Saved entries:
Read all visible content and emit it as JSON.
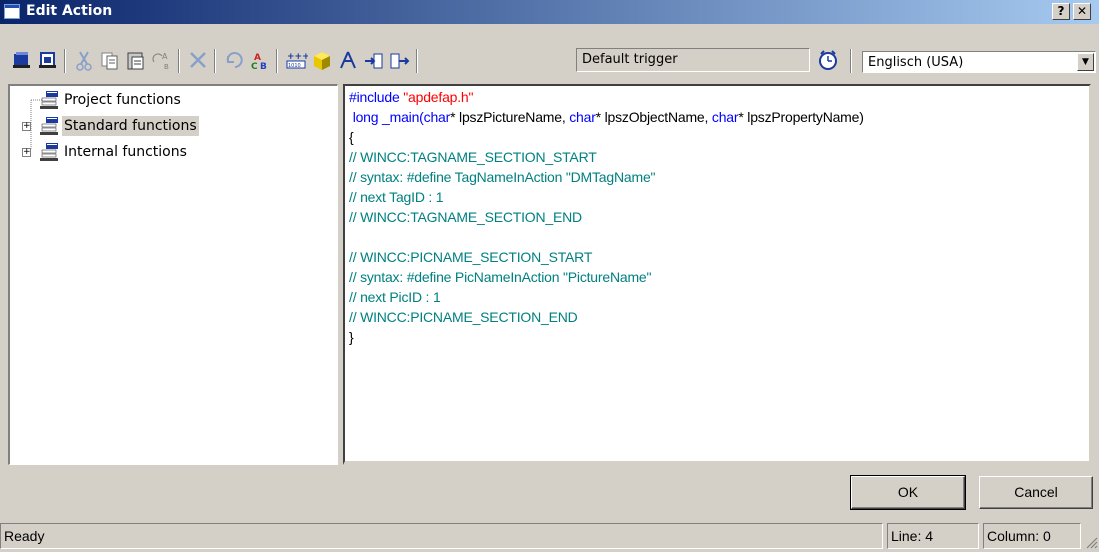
{
  "window": {
    "title": "Edit Action",
    "help_label": "?",
    "close_label": "✕"
  },
  "toolbar": {
    "trigger_label": "Default trigger",
    "language": "Englisch (USA)",
    "icons": [
      "compile-icon",
      "compile-all-icon",
      "cut-icon",
      "copy-icon",
      "paste-icon",
      "replace-icon",
      "delete-icon",
      "undo-icon",
      "spell-check-icon",
      "tag-icon",
      "object-icon",
      "picture-icon",
      "import-icon",
      "export-icon",
      "clock-icon"
    ]
  },
  "tree": {
    "items": [
      {
        "label": "Project functions",
        "expandable": false,
        "selected": false
      },
      {
        "label": "Standard functions",
        "expandable": true,
        "selected": true
      },
      {
        "label": "Internal functions",
        "expandable": true,
        "selected": false
      }
    ]
  },
  "editor": {
    "include_directive": "#include",
    "include_file": "\"apdefap.h\"",
    "main_prefix": " long _main(",
    "char_kw": "char",
    "param1": "* lpszPictureName, ",
    "param2": "* lpszObjectName, ",
    "param3": "* lpszPropertyName)",
    "open_brace": "{",
    "tag_start": "// WINCC:TAGNAME_SECTION_START",
    "tag_syntax": "// syntax: #define TagNameInAction \"DMTagName\"",
    "tag_next": "// next TagID : 1",
    "tag_end": "// WINCC:TAGNAME_SECTION_END",
    "pic_start": "// WINCC:PICNAME_SECTION_START",
    "pic_syntax": "// syntax: #define PicNameInAction \"PictureName\"",
    "pic_next": "// next PicID : 1",
    "pic_end": "// WINCC:PICNAME_SECTION_END",
    "close_brace": "}",
    "colors": {
      "keyword": "#0000ff",
      "string": "#ff0000",
      "comment": "#008080"
    }
  },
  "buttons": {
    "ok": "OK",
    "cancel": "Cancel"
  },
  "statusbar": {
    "message": "Ready",
    "line": "Line: 4",
    "column": "Column: 0"
  }
}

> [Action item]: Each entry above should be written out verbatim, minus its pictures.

> [Result below]:
Read all visible content and emit it as JSON.
{
  "window": {
    "title": "Edit Action",
    "help_label": "?",
    "close_label": "✕"
  },
  "toolbar": {
    "trigger_label": "Default trigger",
    "language": "Englisch (USA)",
    "icons": [
      "compile-icon",
      "compile-all-icon",
      "cut-icon",
      "copy-icon",
      "paste-icon",
      "replace-icon",
      "delete-icon",
      "undo-icon",
      "spell-check-icon",
      "tag-icon",
      "object-icon",
      "picture-icon",
      "import-icon",
      "export-icon",
      "clock-icon"
    ]
  },
  "tree": {
    "items": [
      {
        "label": "Project functions",
        "expandable": false,
        "selected": false
      },
      {
        "label": "Standard functions",
        "expandable": true,
        "selected": true
      },
      {
        "label": "Internal functions",
        "expandable": true,
        "selected": false
      }
    ]
  },
  "editor": {
    "include_directive": "#include",
    "include_file": "\"apdefap.h\"",
    "main_prefix": " long _main(",
    "char_kw": "char",
    "param1": "* lpszPictureName, ",
    "param2": "* lpszObjectName, ",
    "param3": "* lpszPropertyName)",
    "open_brace": "{",
    "tag_start": "// WINCC:TAGNAME_SECTION_START",
    "tag_syntax": "// syntax: #define TagNameInAction \"DMTagName\"",
    "tag_next": "// next TagID : 1",
    "tag_end": "// WINCC:TAGNAME_SECTION_END",
    "pic_start": "// WINCC:PICNAME_SECTION_START",
    "pic_syntax": "// syntax: #define PicNameInAction \"PictureName\"",
    "pic_next": "// next PicID : 1",
    "pic_end": "// WINCC:PICNAME_SECTION_END",
    "close_brace": "}",
    "colors": {
      "keyword": "#0000ff",
      "string": "#ff0000",
      "comment": "#008080"
    }
  },
  "buttons": {
    "ok": "OK",
    "cancel": "Cancel"
  },
  "statusbar": {
    "message": "Ready",
    "line": "Line: 4",
    "column": "Column: 0"
  }
}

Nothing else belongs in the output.